Lead, a metal found in natural deposits, is commonly used in household plumbing materials and water service lines. The greatest exposure to lead is swallowing or breathing in lead paint chips and dust.
Anytime the water in a particular faucet has not been used for six hours or longer, "flush" your cold-water pipes by running the water until it becomes as cold as it will get. (This could take as little as five to thirty seconds if there has been recent heavy water use such as showering or toilet flushing. Otherwise, it could take two minutes or longer.) The more time water has been sitting in your home's pipes, the more lead it may contain.
Only Use Cold Water for Consumption Use only water from the cold-water tap for drinking, cooking, and especially for making baby formula. Hot water is likely to contain higher levels of lead.The two actions recommended above are very important to the health of your family. They will probably be effective in reducing lead levels because most of the lead in household water usually comes from the plumbing in your house, not from the local water supply.
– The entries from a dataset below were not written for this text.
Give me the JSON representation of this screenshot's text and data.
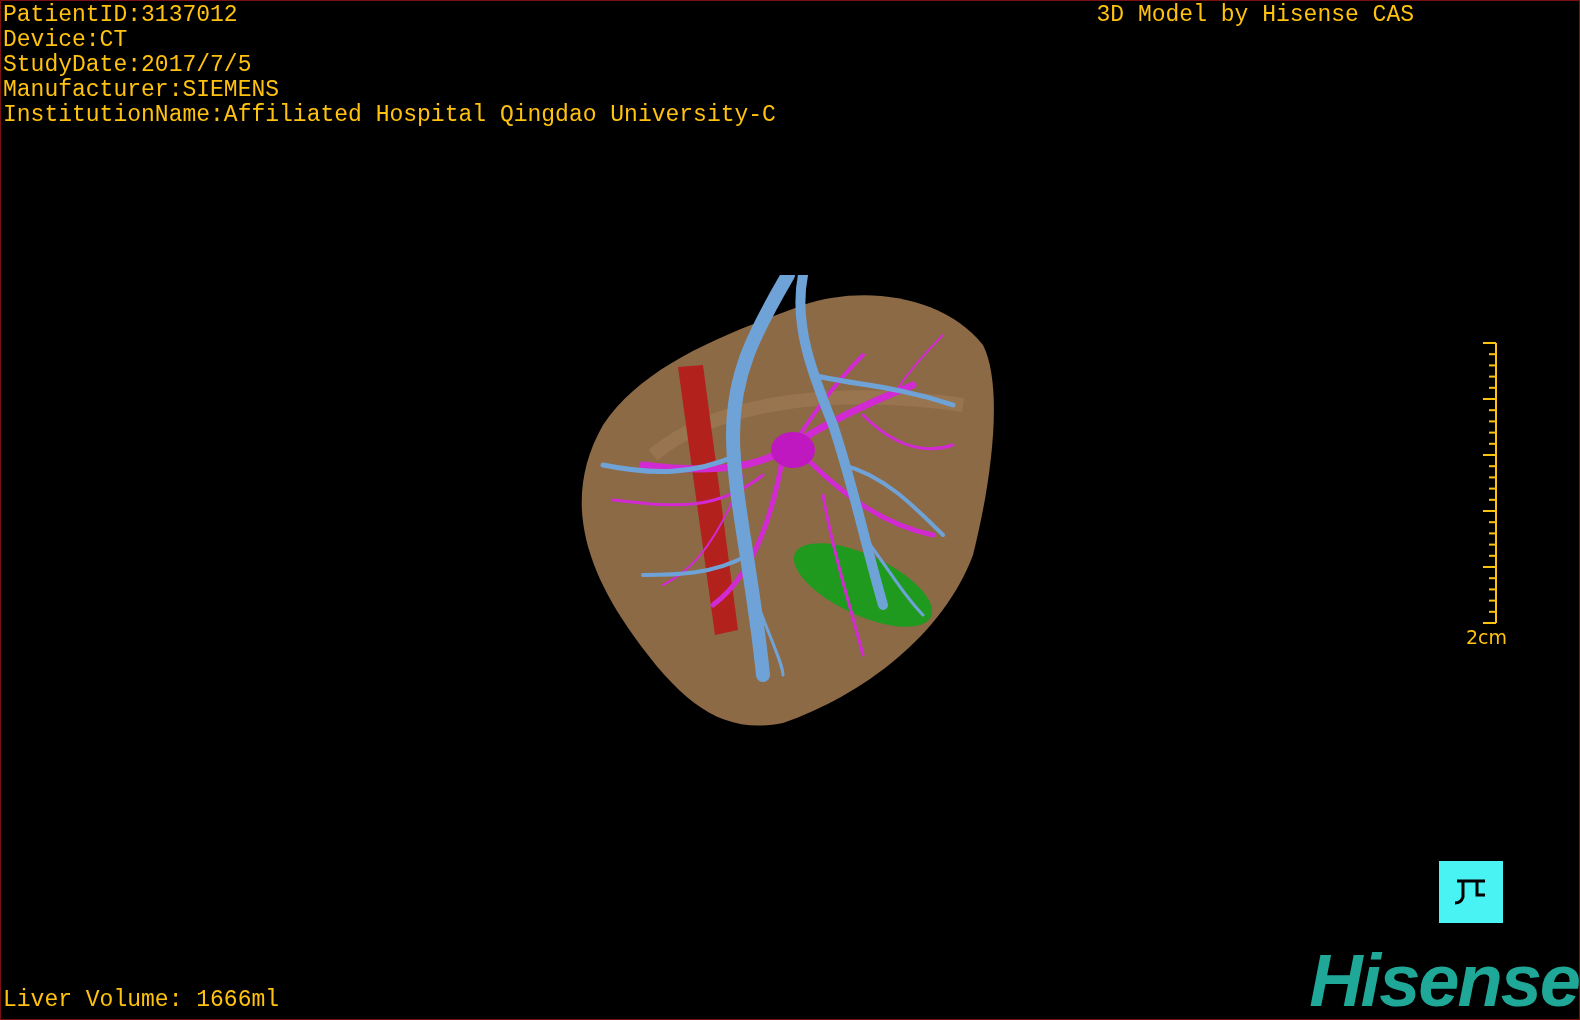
{
  "viewer": {
    "title": "3D Model by Hisense CAS",
    "study_info": [
      "PatientID:3137012",
      "Device:CT",
      "StudyDate:2017/7/5",
      "Manufacturer:SIEMENS",
      "InstitutionName:Affiliated Hospital Qingdao University-C"
    ],
    "scale_bar": {
      "label": "2cm"
    },
    "liver_volume": "Liver Volume: 1666ml",
    "logo": "Hisense"
  }
}
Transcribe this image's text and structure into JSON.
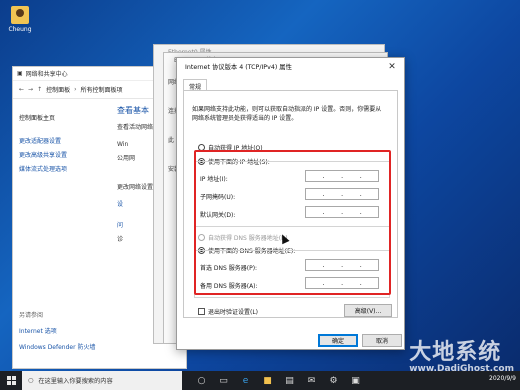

Have Your Water Tested After you have taken the two precautions above for reducing the lead in water used for drinking or cooking, have your water tested. The only way to be sure of the amount of lead in your household water is to have it tested by a competent laboratory. Your water supplier may be able to offer information or assistance with testing. Testing is especially important for apartment dwellers, because flushing may not be effective in high-rise buildings with lead-soldered central piping.
Common Questions and Answers Q: Why is lead a problem? A: Although it has been used in numerous consumer products, lead is a toxic metal now known to be harmful to human health if inhaled or ingested. Important sources of lead exposure include: ambient air, soil and dust (both inside and outside the home), food (which can be contaminated by lead in the air or in food containers), and water (from the corrosion of plumbing). On average, it is estimated that lead in drinking water contributes between 10 and 20 percent of total lead exposure in young children. Federal controls on lead in gasoline have significantly reduced people's exposure to lead. The degree of harm depends upon the level of exposure (from all sources). Known effects of exposure to lead range from subtle biochemical changes at low levels of exposure, to severe neurological and toxic effects or even death at extremely high levels.
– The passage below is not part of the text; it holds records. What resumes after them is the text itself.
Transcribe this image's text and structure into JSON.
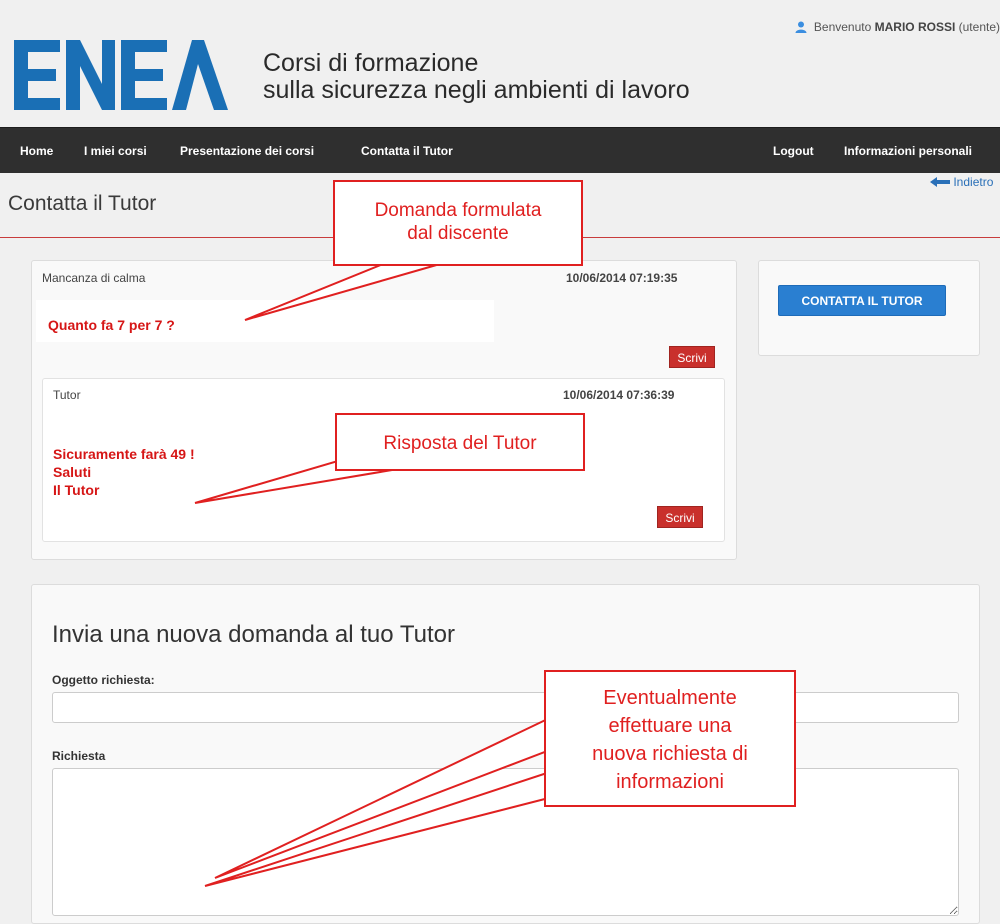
{
  "header": {
    "welcome_prefix": "Benvenuto",
    "user_name": "MARIO ROSSI",
    "user_role": "(utente)",
    "logo_text": "ENEA",
    "title_line1": "Corsi di formazione",
    "title_line2": "sulla sicurezza negli ambienti di lavoro"
  },
  "nav": {
    "home": "Home",
    "my_courses": "I miei corsi",
    "courses_presentation": "Presentazione dei corsi",
    "contact_tutor": "Contatta il Tutor",
    "logout": "Logout",
    "personal_info": "Informazioni personali"
  },
  "page": {
    "title": "Contatta il Tutor",
    "back_label": "Indietro"
  },
  "thread": {
    "question": {
      "subject": "Mancanza di calma",
      "date": "10/06/2014 07:19:35",
      "body": "Quanto fa 7 per 7 ?",
      "write_label": "Scrivi"
    },
    "reply": {
      "author": "Tutor",
      "date": "10/06/2014 07:36:39",
      "line1": "Sicuramente farà 49 !",
      "line2": "Saluti",
      "line3": "Il Tutor",
      "write_label": "Scrivi"
    }
  },
  "sidebar": {
    "contact_button": "CONTATTA IL TUTOR"
  },
  "form": {
    "title": "Invia una nuova domanda al tuo Tutor",
    "subject_label": "Oggetto richiesta:",
    "subject_value": "",
    "request_label": "Richiesta",
    "request_value": ""
  },
  "annotations": {
    "question_callout_line1": "Domanda formulata",
    "question_callout_line2": "dal discente",
    "reply_callout": "Risposta del Tutor",
    "request_callout_line1": "Eventualmente",
    "request_callout_line2": "effettuare una",
    "request_callout_line3": "nuova richiesta di",
    "request_callout_line4": "informazioni"
  },
  "colors": {
    "nav_bg": "#2f2f2f",
    "accent_red": "#e02020",
    "button_blue": "#2a7fd1",
    "logo_blue": "#1a6fb5"
  }
}
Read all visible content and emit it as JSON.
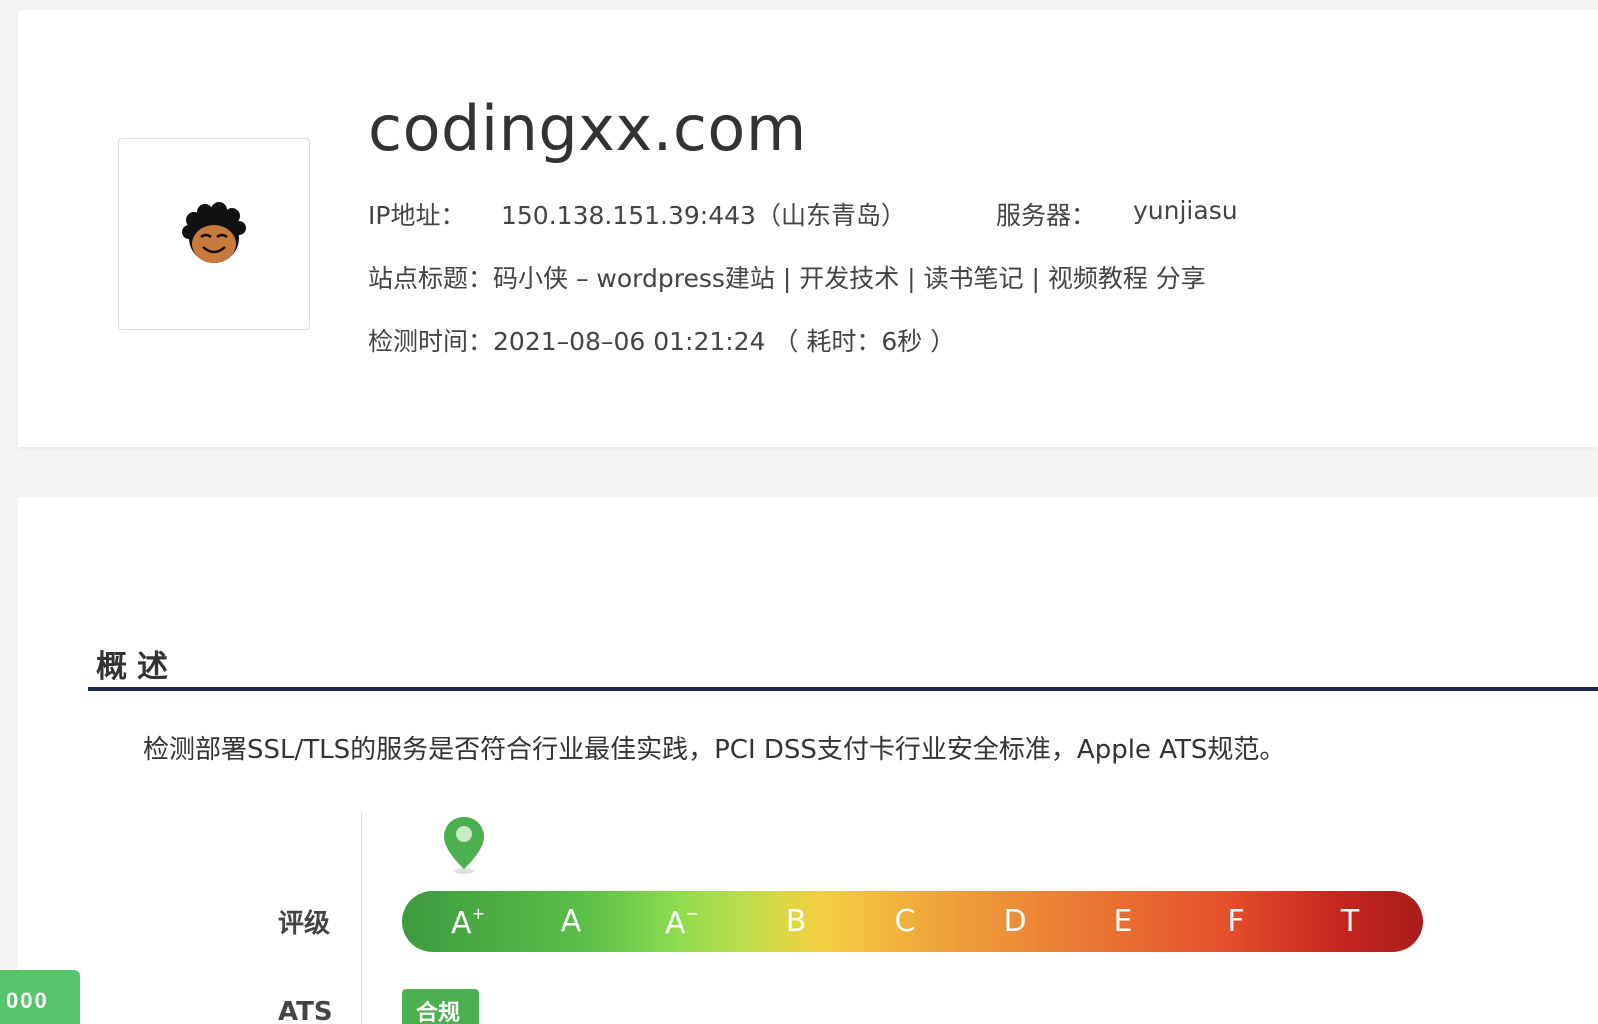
{
  "site": {
    "domain": "codingxx.com",
    "ip_label": "IP地址：",
    "ip_value": "150.138.151.39:443（山东青岛）",
    "server_label": "服务器：",
    "server_value": "yunjiasu",
    "title_label": "站点标题：",
    "title_value": "码小侠 – wordpress建站 | 开发技术 | 读书笔记 | 视频教程 分享",
    "time_label": "检测时间：",
    "time_value": "2021–08–06 01:21:24 （ 耗时：6秒 ）",
    "logo_icon": "avatar-face-icon"
  },
  "overview": {
    "title": "概述",
    "description": "检测部署SSL/TLS的服务是否符合行业最佳实践，PCI DSS支付卡行业安全标准，Apple ATS规范。",
    "rating_label": "评级",
    "current_grade": "A+",
    "grades": [
      "A+",
      "A",
      "A-",
      "B",
      "C",
      "D",
      "E",
      "F",
      "T"
    ],
    "ats_label": "ATS",
    "ats_badge": "合规",
    "colors": {
      "bar_start": "#3c9b3e",
      "bar_mid": "#f5cf42",
      "bar_end": "#a81d1b",
      "pin": "#4caf50",
      "divider": "#1f2a4a"
    }
  },
  "float_button": {
    "label": "000"
  }
}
Q: Does lead affect everyone equally? A: Young children, infants and fetuses appear to be particularly vulnerable to lead poisoning. A dose of lead that would have little effect on an adult can have a big effect on a small body. Also, growing children will more rapidly adsorb any lead they consume. A child's mental and physical development can be irreversibly stunted by over-exposure to lead. In infants, whose diet consists of liquids made with water - such as baby formula - lead in drinking water makes up an even greater proportion of total lead exposure (40 to 60 percent).
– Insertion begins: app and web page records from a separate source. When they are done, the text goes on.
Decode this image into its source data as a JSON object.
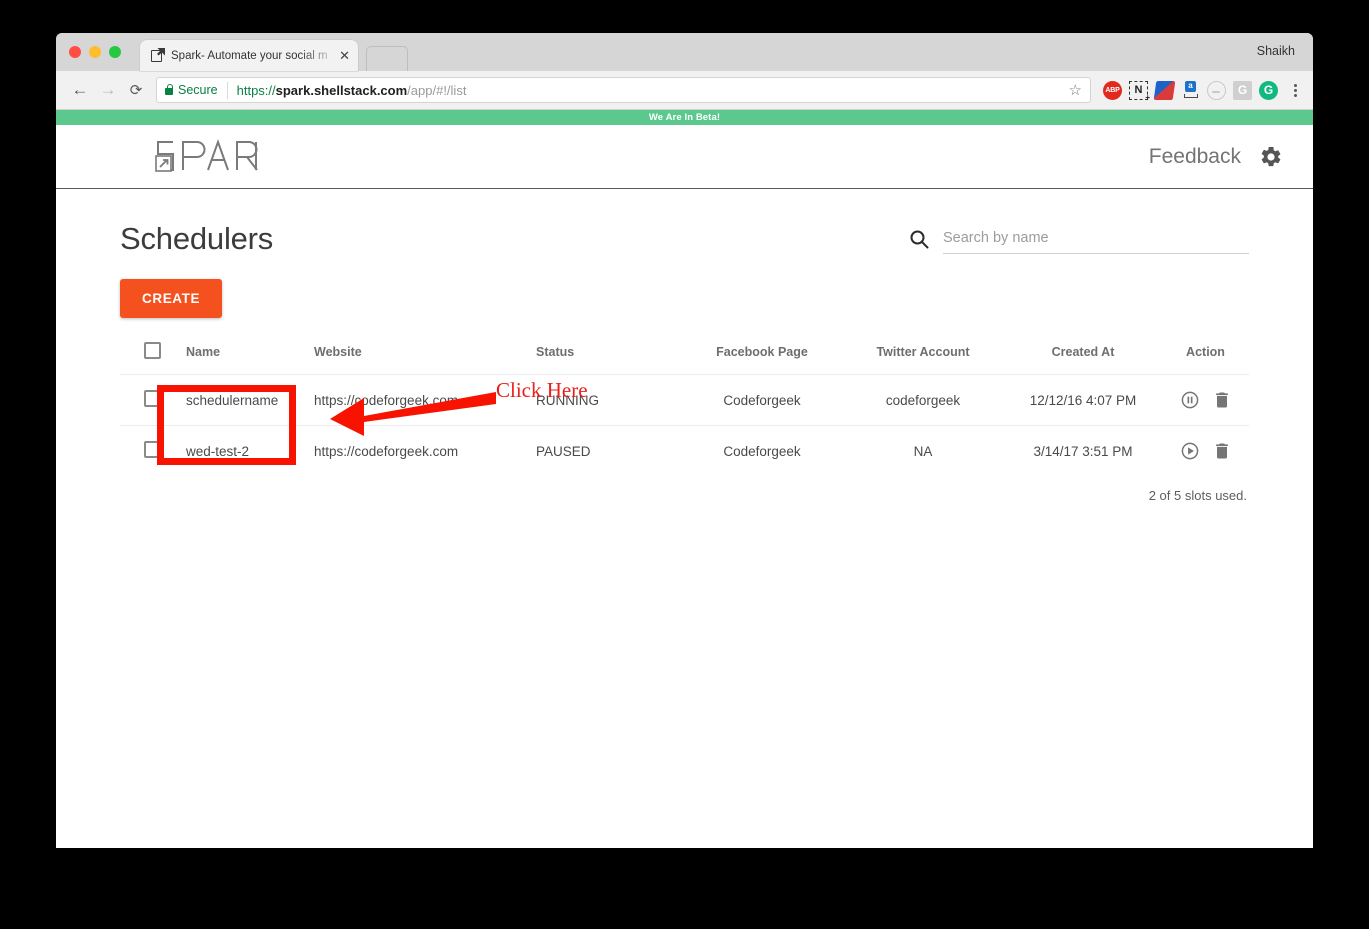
{
  "browser": {
    "profile_name": "Shaikh",
    "tab": {
      "title": "Spark- Automate your social m",
      "close_label": "✕",
      "favicon_name": "spark-favicon"
    },
    "nav": {
      "back_label": "←",
      "forward_label": "→",
      "reload_label": "⟳"
    },
    "omnibox": {
      "security_label": "Secure",
      "url_scheme": "https://",
      "url_host": "spark.shellstack.com",
      "url_path": "/app/#!/list",
      "bookmark_label": "☆"
    },
    "extensions": [
      {
        "name": "adblock-plus-extension",
        "label": "ABP"
      },
      {
        "name": "evernote-clipper-extension",
        "label": "N"
      },
      {
        "name": "pocket-extension",
        "label": ""
      },
      {
        "name": "grammarly-assistant-extension",
        "label": "a"
      },
      {
        "name": "generic-circle-extension",
        "label": ""
      },
      {
        "name": "google-extension-gray",
        "label": "G"
      },
      {
        "name": "grammarly-extension-green",
        "label": "G"
      }
    ]
  },
  "app": {
    "beta_banner": "We Are In Beta!",
    "logo_text": "SPARK",
    "feedback_label": "Feedback",
    "settings_icon": "gear-icon"
  },
  "main": {
    "page_title": "Schedulers",
    "search": {
      "placeholder": "Search by name",
      "value": ""
    },
    "create_button_label": "CREATE",
    "slots_text": "2 of 5 slots used."
  },
  "annotation": {
    "text": "Click Here",
    "color": "#e8201a",
    "target": "create-button"
  },
  "table": {
    "columns": [
      "Name",
      "Website",
      "Status",
      "Facebook Page",
      "Twitter Account",
      "Created At",
      "Action"
    ],
    "rows": [
      {
        "name": "schedulername",
        "website": "https://codeforgeek.com",
        "status": "RUNNING",
        "facebook_page": "Codeforgeek",
        "twitter_account": "codeforgeek",
        "created_at": "12/12/16 4:07 PM",
        "primary_action": "pause-circle-icon",
        "delete_action": "trash-icon"
      },
      {
        "name": "wed-test-2",
        "website": "https://codeforgeek.com",
        "status": "PAUSED",
        "facebook_page": "Codeforgeek",
        "twitter_account": "NA",
        "created_at": "3/14/17 3:51 PM",
        "primary_action": "play-circle-icon",
        "delete_action": "trash-icon"
      }
    ]
  },
  "colors": {
    "accent_orange": "#f4511e",
    "beta_green": "#5bc98d",
    "annotation_red": "#f71300",
    "secure_green": "#0b8043"
  }
}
Q: How could lead get into my drinking water? A: Typically, lead gets into your water after the water leaves your local treatment plant or your well. That is, the source of lead in your home's water is most likely pipe or solder in your home's own plumbing. The most common cause is corrosion, a reaction between the water and the lead pipes or solder. Dissolved oxygen, low pH (acidity) and low mineral content in water are common causes of corrosion.